All men have them you know; a guy in our childhood that treated us with irreverence and didn’t care if we heard something that should have only been reserved for adults. Like the bully that calls us names and forces us to improve ourselves this crude and obnoxious individual serves a great cause in our growth.
I recall being hired to help this cranky old friend of my dad’s paint a series of apartments. I was about 13 or 14 and this guy was showing me how to roll white paint on ceilings. After his 10-second explanation, he handed me the roller and the long handle which I raised to the ceiling and immediately snapped as I applied too much pressure. “You stupid!@#$%^&*(++*&%?!!,” he shouted. “Get your head outta your $#@!&&*(&^%$!!” I was in shock. This was my dad’s friend. If dad knew he spoke to me like that, he’d be really mad. But as the day wore on and this man just kept yelling at everyone that worked for him, I began to realize it was simply the way he talked. By time I got home and my dad asked, “How did it go?” My answer was simply, “Fine.” And it was fine. If I wanted to be treated like a man, I had to handle it like a man. I still believe that day was a step forward in adulthood, as crude as it may sound.
And let me be clear here. I am not advocating foul-mouthed parenting or anything like that. I am merely pointing out that some rather unrefined people walk this earth too and our children will encounter them someday, likely work for them at some point, and they need to hear what they have to say, too. Some forms of communication are just a bit more harsh but that shouldn’t take away from the fact that what everyone has to say is still important. It can’t always be gift wrapped so it is palatable to you. That cop that screams, “Hey you idiot you’re going the wrong way,” probably just saved your life.
One of the most colorful examples of such an individual is the one that begins every utterance with the up-front explanation of, “Excuse my French.” This is his forewarning that it’s about to get filthy in here and he has no control over it or better yet no better words to describe it. This is such an amusing exchange, especially when the guy says it to a more proper and prim woman. Mainly because what he is saying is usually dead-on accurate and the woman knows it but would never say it that way.
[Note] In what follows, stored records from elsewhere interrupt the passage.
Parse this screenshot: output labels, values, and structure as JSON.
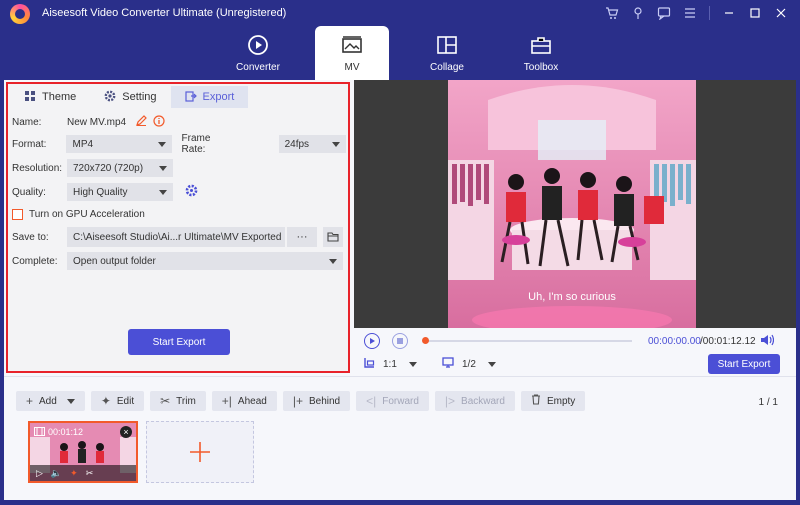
{
  "window": {
    "title": "Aiseesoft Video Converter Ultimate (Unregistered)"
  },
  "nav": {
    "converter": "Converter",
    "mv": "MV",
    "collage": "Collage",
    "toolbox": "Toolbox"
  },
  "tabs": {
    "theme": "Theme",
    "setting": "Setting",
    "export": "Export"
  },
  "export": {
    "name_label": "Name:",
    "name_value": "New MV.mp4",
    "format_label": "Format:",
    "format_value": "MP4",
    "framerate_label": "Frame Rate:",
    "framerate_value": "24fps",
    "resolution_label": "Resolution:",
    "resolution_value": "720x720 (720p)",
    "quality_label": "Quality:",
    "quality_value": "High Quality",
    "gpu_label": "Turn on GPU Acceleration",
    "saveto_label": "Save to:",
    "saveto_value": "C:\\Aiseesoft Studio\\Ai...r Ultimate\\MV Exported",
    "saveto_more": "···",
    "complete_label": "Complete:",
    "complete_value": "Open output folder",
    "start_button": "Start Export"
  },
  "preview": {
    "subtitle": "Uh, I'm so curious",
    "time_current": "00:00:00.00",
    "time_total": "/00:01:12.12",
    "aspect": "1:1",
    "screen": "1/2",
    "start_button": "Start Export"
  },
  "toolbar": {
    "add": "Add",
    "edit": "Edit",
    "trim": "Trim",
    "ahead": "Ahead",
    "behind": "Behind",
    "forward": "Forward",
    "backward": "Backward",
    "empty": "Empty"
  },
  "timeline": {
    "page": "1 / 1",
    "clip_time": "00:01:12"
  },
  "colors": {
    "accent": "#4b4fd6",
    "highlight": "#e8222a",
    "orange": "#f25a2b",
    "bar": "#2a2f8a"
  }
}
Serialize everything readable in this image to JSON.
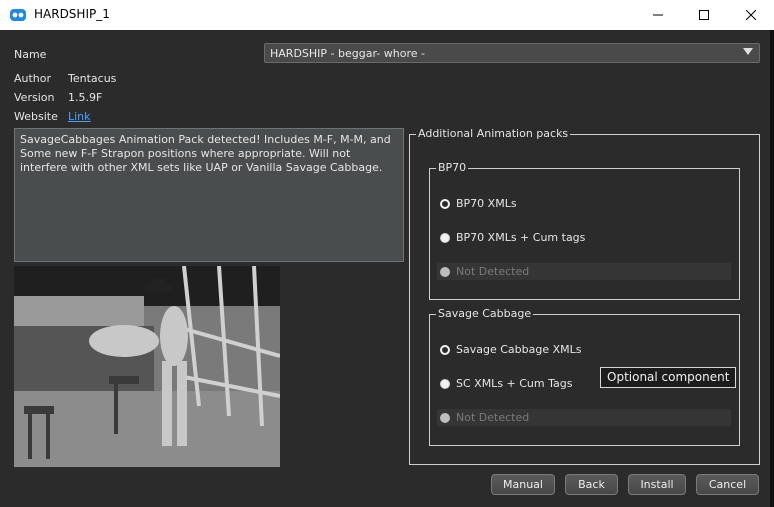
{
  "window": {
    "title": "HARDSHIP_1"
  },
  "fields": {
    "name_label": "Name",
    "name_value": "HARDSHIP - beggar- whore -",
    "author_label": "Author",
    "author_value": "Tentacus",
    "version_label": "Version",
    "version_value": "1.5.9F",
    "website_label": "Website",
    "website_link": "Link"
  },
  "description": "SavageCabbages Animation Pack detected! Includes M-F, M-M, and Some new F-F Strapon positions where appropriate. Will not interfere with other XML sets like UAP or Vanilla Savage Cabbage.",
  "packs": {
    "title": "Additional Animation packs",
    "bp70": {
      "title": "BP70",
      "options": [
        "BP70 XMLs",
        "BP70 XMLs + Cum tags",
        "Not Detected"
      ]
    },
    "savage": {
      "title": "Savage Cabbage",
      "options": [
        "Savage Cabbage XMLs",
        "SC XMLs + Cum Tags",
        "Not Detected"
      ]
    }
  },
  "tooltip": "Optional component",
  "buttons": {
    "manual": "Manual",
    "back": "Back",
    "install": "Install",
    "cancel": "Cancel"
  }
}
I was at a funeral home wake one day and I had evidently arrived early so I seated myself among the chairs and just before the other people arrived, two of the funeral home directors scurried into the room and were fussing with the curtains as the widow must have complained that there was too much sun peeking through the window on the body. As they were working, the widow came through the back and sat next to me. I’d worked with her husband for years. The men didn’t see her come in and when they finished their adjustments, the one joked to the other, “This guy’s been a major pain in the *** since he got here.” They both laughed. When they left she patted me on the knee as she went to take her place up front. “Seems these gentlemen knew my husband pretty well, too,” she smiled. I guess humor hides in the strangest places. Even an irreverent jab can lighten the moment.
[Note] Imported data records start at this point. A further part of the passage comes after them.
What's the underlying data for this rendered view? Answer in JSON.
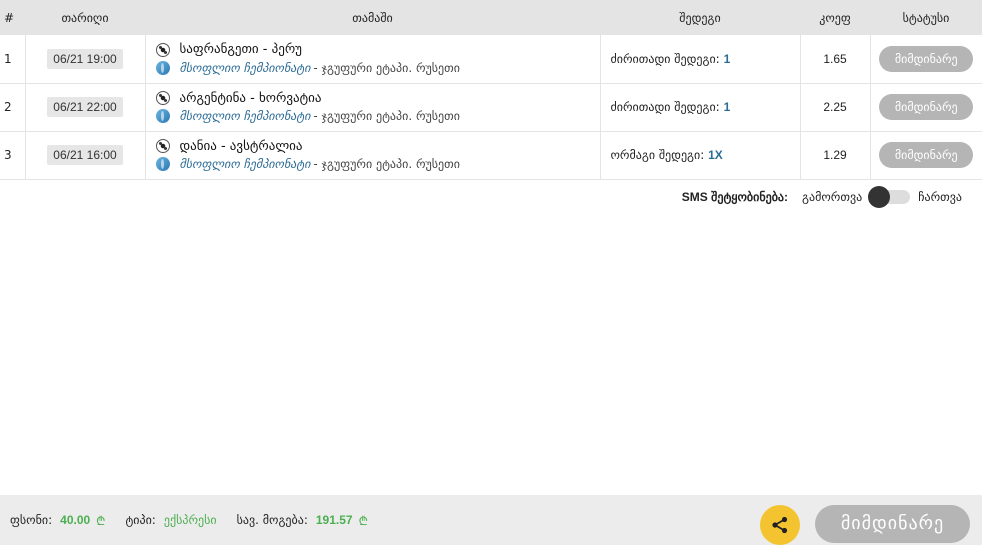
{
  "headers": {
    "num": "#",
    "date": "თარიღი",
    "game": "თამაში",
    "result": "შედეგი",
    "coef": "კოეფ",
    "status": "სტატუსი"
  },
  "rows": [
    {
      "num": "1",
      "date": "06/21 19:00",
      "teams": "საფრანგეთი - პერუ",
      "league": "მსოფლიო ჩემპიონატი",
      "stage": "- ჯგუფური ეტაპი. რუსეთი",
      "result_label": "ძირითადი შედეგი:",
      "result_value": "1",
      "coef": "1.65",
      "status": "მიმდინარე"
    },
    {
      "num": "2",
      "date": "06/21 22:00",
      "teams": "არგენტინა - ხორვატია",
      "league": "მსოფლიო ჩემპიონატი",
      "stage": "- ჯგუფური ეტაპი. რუსეთი",
      "result_label": "ძირითადი შედეგი:",
      "result_value": "1",
      "coef": "2.25",
      "status": "მიმდინარე"
    },
    {
      "num": "3",
      "date": "06/21 16:00",
      "teams": "დანია - ავსტრალია",
      "league": "მსოფლიო ჩემპიონატი",
      "stage": "- ჯგუფური ეტაპი. რუსეთი",
      "result_label": "ორმაგი შედეგი:",
      "result_value": "1X",
      "coef": "1.29",
      "status": "მიმდინარე"
    }
  ],
  "sms": {
    "label": "SMS შეტყობინება:",
    "off": "გამორთვა",
    "on": "ჩართვა",
    "enabled": false
  },
  "footer": {
    "stake_label": "ფსონი:",
    "stake_value": "40.00",
    "type_label": "ტიპი:",
    "type_value": "ექსპრესი",
    "win_label": "სავ. მოგება:",
    "win_value": "191.57",
    "currency": "₾",
    "status": "მიმდინარე"
  },
  "colors": {
    "accent_green": "#4caf50",
    "share_yellow": "#f4c430",
    "status_gray": "#b5b5b5",
    "link_blue": "#2b6c96"
  },
  "icons": [
    "soccer-ball-icon",
    "globe-icon",
    "share-icon",
    "lari-icon"
  ]
}
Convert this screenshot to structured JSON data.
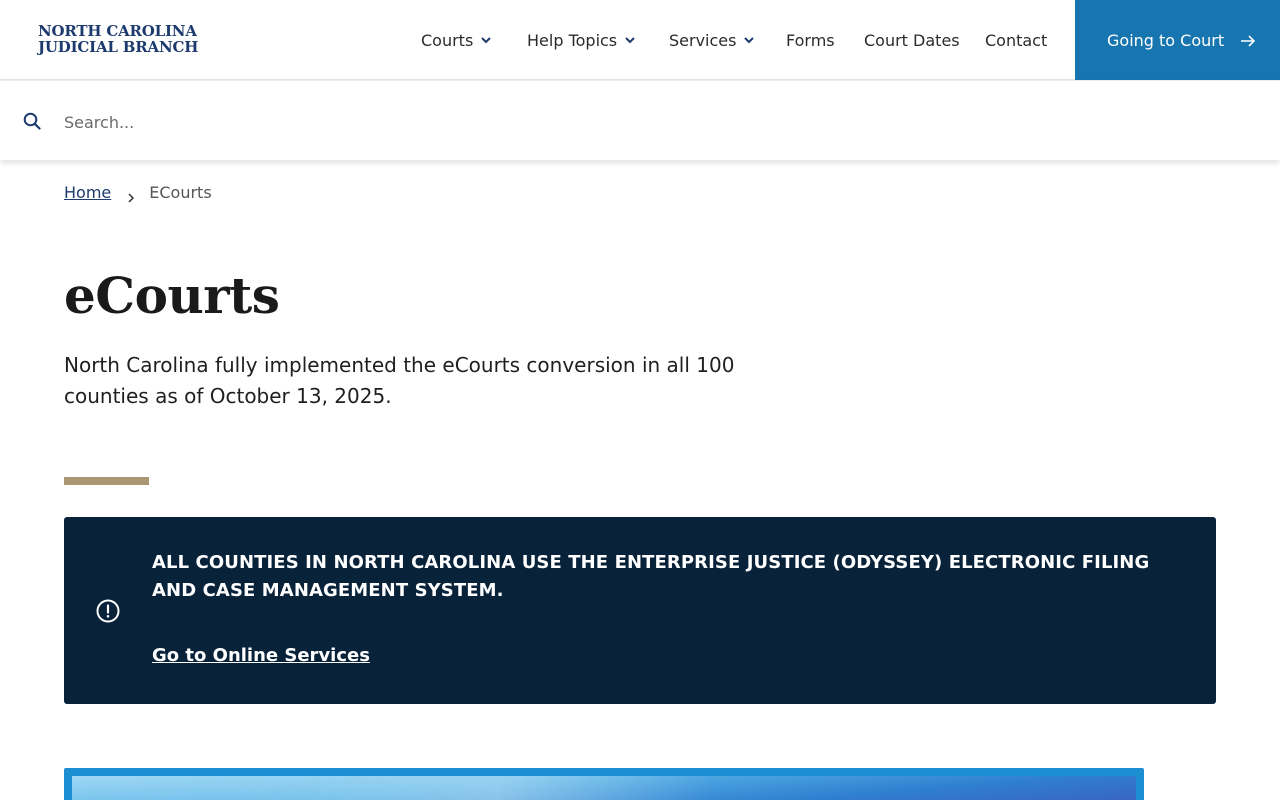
{
  "header": {
    "logo_line1": "NORTH CAROLINA",
    "logo_line2": "JUDICIAL BRANCH",
    "nav": [
      {
        "label": "Courts",
        "has_dropdown": true
      },
      {
        "label": "Help Topics",
        "has_dropdown": true
      },
      {
        "label": "Services",
        "has_dropdown": true
      },
      {
        "label": "Forms",
        "has_dropdown": false
      },
      {
        "label": "Court Dates",
        "has_dropdown": false
      },
      {
        "label": "Contact",
        "has_dropdown": false
      }
    ],
    "cta_label": "Going to Court"
  },
  "search": {
    "placeholder": "Search...",
    "icon": "search-icon"
  },
  "breadcrumb": {
    "home": "Home",
    "current": "ECourts"
  },
  "main": {
    "title": "eCourts",
    "intro": "North Carolina fully implemented the eCourts conversion in all 100 counties as of October 13, 2025.",
    "alert": {
      "icon": "exclamation-circle-icon",
      "text": "All counties in North Carolina use the Enterprise Justice (Odyssey) electronic filing and case management system.",
      "link": "Go to Online Services"
    }
  },
  "colors": {
    "brand_navy": "#1d3a6e",
    "cta_blue": "#1776b0",
    "alert_bg": "#08223a",
    "accent_gold": "#a89770"
  }
}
As we age, men speak this way more it seems. Certainly when the ladies are out of the room it’s a “no-holds-barred” litany of obscenities no matter what the topic. But as I hear us pop off in this manner, I know in my heart we all heard it first somewhere in our youth when it seemed to have as much daring in it as smoking or driving or any of the other things young men aspire to. No--it is not our proudest moment but it is an important moment nonetheless.
Ron Ciancutti has worked in the parks and recreation industry since he was 16 years old, covering everything from maintenance, operations, engineering, surveying, park management, design, planning, recreation, and finance. He holds a BS in Business from Bowling Green State University and an MBA from Baldwin Wallace University and has held his current position as Director of Procurement since 1990.